But these friends are completely mistaken if in their opinion my father earned a fortune from his practice. I myself am beleaguered by this irony. If the man had really earned his millions, well, he made a good job hiding it because I have not seen the benefit of those staggering tales of money. Always a simple man, you don’t equate father with fancy clothes and cars. We live in the same neighborhood from the time I was born and see no hope of moving into a better place, not that I am complaining of what we have and where we are. My father had never failed to remind us that a lot of people are in worse shape in the few times, rare occasions indeed that something like conversation would break the silence between the two of us. The law completely took him away from us. I still do hate the missed opportunities, the family bonding moments that we never experienced as much as we craved for them, just the simple joy of having a complete household, and the comfort in the knowledge that he was in the next room, and not the sad fact that he was not really present in our lives even when he is around because his heart throbs for the call of the courtroom, and the files of documents that demand too much of his time to make sense of life’s legal side and that side of life that people make with their greed and infidelity, the people who just can't wait to be relieved of their sadness. 
The medical attendant signaled my visiting hour is up. I gave him a hug and as he bent to kiss my forehead, I realized I will never be as tall as he, and maybe it is a metaphor of how I may never come to reach the heights he managed to scale. But I am happy with what I am and what I’ve done. That’s always been my retort and rebuttal.
As I walked out of the hospital and stand at the street corner now, my mind was deluged with reminiscences, a rush of memories that come forth almost in the form of a physical force ramming against the doorway to all the deepest private thoughts that I have kept so tightly closed and which I have always tried to avoid being exposed and agitated. It was not his fault that he took to heart the child’s faith that maybe it was destiny's will that wanted him to heal people of their sadness for there cannot be a more noble thing to live for. If only I had the power to change things before they happened I would have made him realize that one must hold back bits of that happiness that he was unwittingly giving away, if only to save some for the people in his life who truly mattered. I am selfish, in a way I guess I am but the way I see it now in hindsight, it would not have hurt to have spared something for himself, the happiness that he thought was abundant and inexhaustible. 

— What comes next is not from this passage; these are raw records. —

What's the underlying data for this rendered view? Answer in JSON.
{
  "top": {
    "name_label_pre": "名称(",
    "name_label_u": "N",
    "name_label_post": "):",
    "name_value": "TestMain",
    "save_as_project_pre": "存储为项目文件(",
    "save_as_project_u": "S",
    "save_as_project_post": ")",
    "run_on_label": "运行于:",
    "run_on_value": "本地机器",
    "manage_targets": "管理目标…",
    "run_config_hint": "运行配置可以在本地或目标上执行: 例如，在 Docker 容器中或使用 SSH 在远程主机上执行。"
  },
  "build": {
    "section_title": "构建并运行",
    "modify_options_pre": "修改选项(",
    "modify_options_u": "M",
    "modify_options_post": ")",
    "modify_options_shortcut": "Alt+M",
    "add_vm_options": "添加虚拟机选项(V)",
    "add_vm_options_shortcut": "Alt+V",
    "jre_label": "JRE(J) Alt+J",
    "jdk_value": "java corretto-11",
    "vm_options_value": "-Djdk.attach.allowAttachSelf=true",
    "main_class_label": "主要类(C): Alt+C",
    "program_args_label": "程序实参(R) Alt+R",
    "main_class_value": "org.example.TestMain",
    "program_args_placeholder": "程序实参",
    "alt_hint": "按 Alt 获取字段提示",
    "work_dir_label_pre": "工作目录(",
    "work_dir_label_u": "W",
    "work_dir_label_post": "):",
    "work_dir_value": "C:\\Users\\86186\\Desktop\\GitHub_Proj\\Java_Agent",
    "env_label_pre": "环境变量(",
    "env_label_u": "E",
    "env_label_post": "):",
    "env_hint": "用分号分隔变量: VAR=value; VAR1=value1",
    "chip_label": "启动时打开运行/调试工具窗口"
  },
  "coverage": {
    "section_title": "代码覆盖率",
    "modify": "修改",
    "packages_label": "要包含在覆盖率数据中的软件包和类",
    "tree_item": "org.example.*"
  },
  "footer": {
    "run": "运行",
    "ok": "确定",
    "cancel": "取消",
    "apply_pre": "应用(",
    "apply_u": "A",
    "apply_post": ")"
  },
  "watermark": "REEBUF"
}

He might have succeeded in a grand way in turning sadness to gladness, but doing so had left him almost completely consumed with sadness himself, betrayed by his childhood faith.